The output should be all lines of the entries below in which the word "журнала" occurs.
BEGIN
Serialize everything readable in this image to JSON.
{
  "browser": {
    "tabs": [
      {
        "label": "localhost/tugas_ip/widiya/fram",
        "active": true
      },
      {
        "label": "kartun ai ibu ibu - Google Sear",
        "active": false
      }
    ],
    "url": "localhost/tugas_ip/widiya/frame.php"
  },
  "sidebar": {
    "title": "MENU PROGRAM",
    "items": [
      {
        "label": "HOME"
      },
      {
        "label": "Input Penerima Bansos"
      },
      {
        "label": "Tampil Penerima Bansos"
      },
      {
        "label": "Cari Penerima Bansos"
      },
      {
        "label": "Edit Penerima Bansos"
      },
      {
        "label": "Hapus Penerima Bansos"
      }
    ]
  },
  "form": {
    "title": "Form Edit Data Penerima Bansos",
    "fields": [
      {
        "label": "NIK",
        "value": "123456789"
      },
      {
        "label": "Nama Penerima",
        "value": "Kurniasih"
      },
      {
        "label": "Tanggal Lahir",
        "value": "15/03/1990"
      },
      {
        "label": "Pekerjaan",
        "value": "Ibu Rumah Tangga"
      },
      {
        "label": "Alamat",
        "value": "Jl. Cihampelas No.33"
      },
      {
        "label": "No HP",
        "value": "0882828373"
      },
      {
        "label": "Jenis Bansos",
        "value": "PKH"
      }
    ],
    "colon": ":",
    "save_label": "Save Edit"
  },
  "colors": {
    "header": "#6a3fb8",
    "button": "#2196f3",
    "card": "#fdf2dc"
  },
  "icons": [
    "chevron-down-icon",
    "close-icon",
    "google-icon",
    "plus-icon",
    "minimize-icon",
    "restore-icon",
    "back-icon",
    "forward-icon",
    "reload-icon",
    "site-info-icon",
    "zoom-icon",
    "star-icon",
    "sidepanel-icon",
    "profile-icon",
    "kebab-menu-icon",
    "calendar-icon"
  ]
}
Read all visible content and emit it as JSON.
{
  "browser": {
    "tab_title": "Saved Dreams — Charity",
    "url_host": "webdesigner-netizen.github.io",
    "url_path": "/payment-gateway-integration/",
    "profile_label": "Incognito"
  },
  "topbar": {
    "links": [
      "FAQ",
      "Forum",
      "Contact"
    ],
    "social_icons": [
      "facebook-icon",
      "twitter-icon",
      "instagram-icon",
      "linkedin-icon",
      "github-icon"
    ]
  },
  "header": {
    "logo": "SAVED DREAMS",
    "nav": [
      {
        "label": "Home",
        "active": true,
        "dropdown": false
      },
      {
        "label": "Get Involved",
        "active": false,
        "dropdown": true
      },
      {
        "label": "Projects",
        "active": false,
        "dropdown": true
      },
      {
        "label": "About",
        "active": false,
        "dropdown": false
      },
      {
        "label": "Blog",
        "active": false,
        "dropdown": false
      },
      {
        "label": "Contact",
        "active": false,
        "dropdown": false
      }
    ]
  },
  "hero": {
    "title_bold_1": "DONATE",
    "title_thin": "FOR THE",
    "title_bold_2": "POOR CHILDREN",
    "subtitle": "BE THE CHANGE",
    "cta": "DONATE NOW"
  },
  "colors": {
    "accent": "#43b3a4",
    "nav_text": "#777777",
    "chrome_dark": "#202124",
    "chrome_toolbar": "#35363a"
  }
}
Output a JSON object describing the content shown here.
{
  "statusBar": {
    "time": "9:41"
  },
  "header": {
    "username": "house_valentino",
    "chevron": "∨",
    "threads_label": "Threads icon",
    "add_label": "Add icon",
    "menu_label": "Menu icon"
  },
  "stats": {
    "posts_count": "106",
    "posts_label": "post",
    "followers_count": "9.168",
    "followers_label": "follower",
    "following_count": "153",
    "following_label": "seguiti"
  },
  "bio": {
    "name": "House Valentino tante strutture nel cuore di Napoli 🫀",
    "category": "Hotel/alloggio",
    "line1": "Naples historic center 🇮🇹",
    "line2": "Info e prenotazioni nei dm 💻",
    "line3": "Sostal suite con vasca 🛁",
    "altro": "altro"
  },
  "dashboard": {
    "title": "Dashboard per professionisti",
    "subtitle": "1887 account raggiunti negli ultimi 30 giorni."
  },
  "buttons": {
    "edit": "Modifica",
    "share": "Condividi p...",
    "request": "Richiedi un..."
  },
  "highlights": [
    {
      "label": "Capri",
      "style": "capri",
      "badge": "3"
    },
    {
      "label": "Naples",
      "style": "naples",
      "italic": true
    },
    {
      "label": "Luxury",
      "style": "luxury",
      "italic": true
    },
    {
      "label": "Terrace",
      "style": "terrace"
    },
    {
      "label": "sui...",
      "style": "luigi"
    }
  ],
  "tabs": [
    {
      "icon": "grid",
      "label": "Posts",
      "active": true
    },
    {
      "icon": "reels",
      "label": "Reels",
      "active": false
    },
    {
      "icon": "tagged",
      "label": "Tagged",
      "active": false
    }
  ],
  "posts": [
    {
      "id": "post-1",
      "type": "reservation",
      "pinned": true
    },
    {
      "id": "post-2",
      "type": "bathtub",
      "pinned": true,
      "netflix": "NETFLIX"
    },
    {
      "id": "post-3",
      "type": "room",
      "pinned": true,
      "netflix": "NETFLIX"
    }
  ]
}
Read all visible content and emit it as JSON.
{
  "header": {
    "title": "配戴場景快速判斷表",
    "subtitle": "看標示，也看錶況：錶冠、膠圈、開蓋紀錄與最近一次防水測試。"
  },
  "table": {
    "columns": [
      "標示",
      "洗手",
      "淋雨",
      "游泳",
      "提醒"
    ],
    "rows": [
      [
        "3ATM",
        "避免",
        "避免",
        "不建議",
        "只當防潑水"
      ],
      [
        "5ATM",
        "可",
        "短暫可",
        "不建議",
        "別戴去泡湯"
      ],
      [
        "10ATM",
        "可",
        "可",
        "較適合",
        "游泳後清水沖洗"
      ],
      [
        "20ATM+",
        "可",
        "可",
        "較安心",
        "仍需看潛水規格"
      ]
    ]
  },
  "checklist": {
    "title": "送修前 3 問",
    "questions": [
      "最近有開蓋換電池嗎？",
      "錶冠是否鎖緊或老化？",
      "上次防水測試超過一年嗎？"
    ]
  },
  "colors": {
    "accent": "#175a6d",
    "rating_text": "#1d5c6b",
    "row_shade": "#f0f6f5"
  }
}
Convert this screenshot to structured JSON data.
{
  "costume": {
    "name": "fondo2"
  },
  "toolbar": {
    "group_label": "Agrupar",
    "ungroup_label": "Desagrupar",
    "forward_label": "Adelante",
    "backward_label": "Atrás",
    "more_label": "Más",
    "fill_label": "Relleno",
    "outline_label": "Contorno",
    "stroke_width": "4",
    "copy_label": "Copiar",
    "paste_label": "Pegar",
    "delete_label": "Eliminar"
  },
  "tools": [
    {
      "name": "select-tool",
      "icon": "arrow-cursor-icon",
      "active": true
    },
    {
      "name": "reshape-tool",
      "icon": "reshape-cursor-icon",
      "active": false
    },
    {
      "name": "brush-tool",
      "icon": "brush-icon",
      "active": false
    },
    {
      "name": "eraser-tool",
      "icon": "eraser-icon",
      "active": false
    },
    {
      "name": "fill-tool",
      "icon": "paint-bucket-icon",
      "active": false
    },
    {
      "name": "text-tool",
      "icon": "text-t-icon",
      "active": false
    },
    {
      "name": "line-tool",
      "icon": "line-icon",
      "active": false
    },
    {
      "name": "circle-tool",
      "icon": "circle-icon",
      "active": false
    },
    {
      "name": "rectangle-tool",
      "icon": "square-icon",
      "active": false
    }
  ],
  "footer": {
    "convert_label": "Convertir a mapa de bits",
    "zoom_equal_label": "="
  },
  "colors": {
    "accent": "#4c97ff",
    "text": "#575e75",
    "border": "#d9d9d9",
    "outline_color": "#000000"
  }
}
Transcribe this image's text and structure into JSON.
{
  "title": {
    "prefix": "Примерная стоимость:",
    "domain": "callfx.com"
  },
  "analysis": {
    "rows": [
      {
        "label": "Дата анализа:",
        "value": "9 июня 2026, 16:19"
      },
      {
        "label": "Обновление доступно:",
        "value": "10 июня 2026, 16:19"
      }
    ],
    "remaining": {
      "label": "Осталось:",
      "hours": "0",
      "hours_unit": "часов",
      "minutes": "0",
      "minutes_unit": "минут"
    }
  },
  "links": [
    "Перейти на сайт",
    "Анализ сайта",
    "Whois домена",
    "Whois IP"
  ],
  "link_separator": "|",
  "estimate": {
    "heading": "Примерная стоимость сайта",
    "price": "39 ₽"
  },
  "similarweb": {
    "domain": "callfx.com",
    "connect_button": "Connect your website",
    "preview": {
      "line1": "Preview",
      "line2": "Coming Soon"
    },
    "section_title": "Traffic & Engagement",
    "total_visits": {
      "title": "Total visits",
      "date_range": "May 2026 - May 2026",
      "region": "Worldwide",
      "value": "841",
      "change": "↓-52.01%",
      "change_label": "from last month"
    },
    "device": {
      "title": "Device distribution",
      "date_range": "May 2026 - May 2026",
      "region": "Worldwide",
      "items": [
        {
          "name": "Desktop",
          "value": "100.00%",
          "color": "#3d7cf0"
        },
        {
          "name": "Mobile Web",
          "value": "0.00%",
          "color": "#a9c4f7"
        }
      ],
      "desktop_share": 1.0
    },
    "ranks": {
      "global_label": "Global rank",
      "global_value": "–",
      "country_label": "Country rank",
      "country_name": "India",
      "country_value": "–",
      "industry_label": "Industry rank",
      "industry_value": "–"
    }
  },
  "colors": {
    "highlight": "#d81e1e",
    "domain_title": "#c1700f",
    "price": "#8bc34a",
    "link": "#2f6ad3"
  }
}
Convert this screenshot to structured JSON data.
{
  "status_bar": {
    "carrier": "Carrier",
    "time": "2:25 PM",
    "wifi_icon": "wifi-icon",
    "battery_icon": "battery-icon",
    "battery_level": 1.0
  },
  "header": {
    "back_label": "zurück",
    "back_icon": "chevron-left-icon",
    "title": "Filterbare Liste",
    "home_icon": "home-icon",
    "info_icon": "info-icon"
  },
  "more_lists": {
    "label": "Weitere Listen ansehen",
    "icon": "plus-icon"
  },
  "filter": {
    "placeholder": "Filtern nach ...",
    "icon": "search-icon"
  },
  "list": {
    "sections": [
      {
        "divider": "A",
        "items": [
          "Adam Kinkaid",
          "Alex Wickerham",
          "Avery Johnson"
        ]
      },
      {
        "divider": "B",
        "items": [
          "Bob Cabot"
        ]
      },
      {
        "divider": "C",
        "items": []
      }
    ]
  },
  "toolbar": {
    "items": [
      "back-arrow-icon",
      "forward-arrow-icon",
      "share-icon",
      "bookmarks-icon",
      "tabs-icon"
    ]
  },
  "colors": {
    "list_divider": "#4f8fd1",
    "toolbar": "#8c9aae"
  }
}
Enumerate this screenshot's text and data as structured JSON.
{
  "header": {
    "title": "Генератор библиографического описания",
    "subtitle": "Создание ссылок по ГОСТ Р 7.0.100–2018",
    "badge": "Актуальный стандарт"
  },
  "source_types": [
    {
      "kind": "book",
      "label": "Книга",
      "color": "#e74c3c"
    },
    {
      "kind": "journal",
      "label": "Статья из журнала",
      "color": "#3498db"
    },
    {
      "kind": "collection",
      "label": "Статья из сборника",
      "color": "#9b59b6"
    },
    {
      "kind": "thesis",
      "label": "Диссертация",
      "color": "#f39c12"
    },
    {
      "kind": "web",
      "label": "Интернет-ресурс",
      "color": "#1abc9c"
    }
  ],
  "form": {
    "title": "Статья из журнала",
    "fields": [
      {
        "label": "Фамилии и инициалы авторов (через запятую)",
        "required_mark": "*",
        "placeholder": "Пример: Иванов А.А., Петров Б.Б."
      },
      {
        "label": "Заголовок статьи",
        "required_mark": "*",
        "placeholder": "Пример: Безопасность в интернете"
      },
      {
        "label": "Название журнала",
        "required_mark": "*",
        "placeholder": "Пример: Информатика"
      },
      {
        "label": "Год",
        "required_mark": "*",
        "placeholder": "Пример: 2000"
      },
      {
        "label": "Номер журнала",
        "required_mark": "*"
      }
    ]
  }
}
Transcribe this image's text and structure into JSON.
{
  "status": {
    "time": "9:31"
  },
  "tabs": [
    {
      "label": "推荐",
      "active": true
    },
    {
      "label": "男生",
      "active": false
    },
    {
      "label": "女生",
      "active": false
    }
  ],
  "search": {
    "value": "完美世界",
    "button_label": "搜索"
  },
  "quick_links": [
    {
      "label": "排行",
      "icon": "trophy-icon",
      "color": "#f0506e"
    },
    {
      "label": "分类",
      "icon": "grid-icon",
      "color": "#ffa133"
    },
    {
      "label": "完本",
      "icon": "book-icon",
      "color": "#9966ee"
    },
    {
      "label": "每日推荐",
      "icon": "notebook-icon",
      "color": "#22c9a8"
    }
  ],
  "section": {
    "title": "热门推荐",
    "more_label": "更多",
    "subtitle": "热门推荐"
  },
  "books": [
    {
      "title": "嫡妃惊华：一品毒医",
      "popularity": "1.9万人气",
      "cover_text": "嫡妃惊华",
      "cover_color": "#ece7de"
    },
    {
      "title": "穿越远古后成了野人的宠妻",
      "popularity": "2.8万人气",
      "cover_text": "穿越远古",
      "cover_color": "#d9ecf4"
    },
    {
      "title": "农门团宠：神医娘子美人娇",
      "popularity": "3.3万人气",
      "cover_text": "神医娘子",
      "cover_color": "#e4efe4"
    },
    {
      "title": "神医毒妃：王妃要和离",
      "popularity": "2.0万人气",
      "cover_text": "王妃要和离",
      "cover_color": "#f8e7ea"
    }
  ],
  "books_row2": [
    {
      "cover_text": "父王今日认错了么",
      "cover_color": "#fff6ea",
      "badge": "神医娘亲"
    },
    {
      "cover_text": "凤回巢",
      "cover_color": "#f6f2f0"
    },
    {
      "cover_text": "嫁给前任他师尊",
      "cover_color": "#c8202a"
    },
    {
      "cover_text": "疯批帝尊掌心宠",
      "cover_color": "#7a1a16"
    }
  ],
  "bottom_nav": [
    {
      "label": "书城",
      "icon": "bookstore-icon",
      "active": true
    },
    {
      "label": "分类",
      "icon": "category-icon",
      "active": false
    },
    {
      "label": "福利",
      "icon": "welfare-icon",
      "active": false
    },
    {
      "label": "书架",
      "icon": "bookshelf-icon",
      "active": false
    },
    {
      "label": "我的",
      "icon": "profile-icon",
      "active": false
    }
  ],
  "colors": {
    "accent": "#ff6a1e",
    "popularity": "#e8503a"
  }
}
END
#### [EXERCISE OUTPUT]
      "label": "Статья из журнала",
    "title": "Статья из журнала",
        "label": "Название журнала",
        "label": "Номер журнала",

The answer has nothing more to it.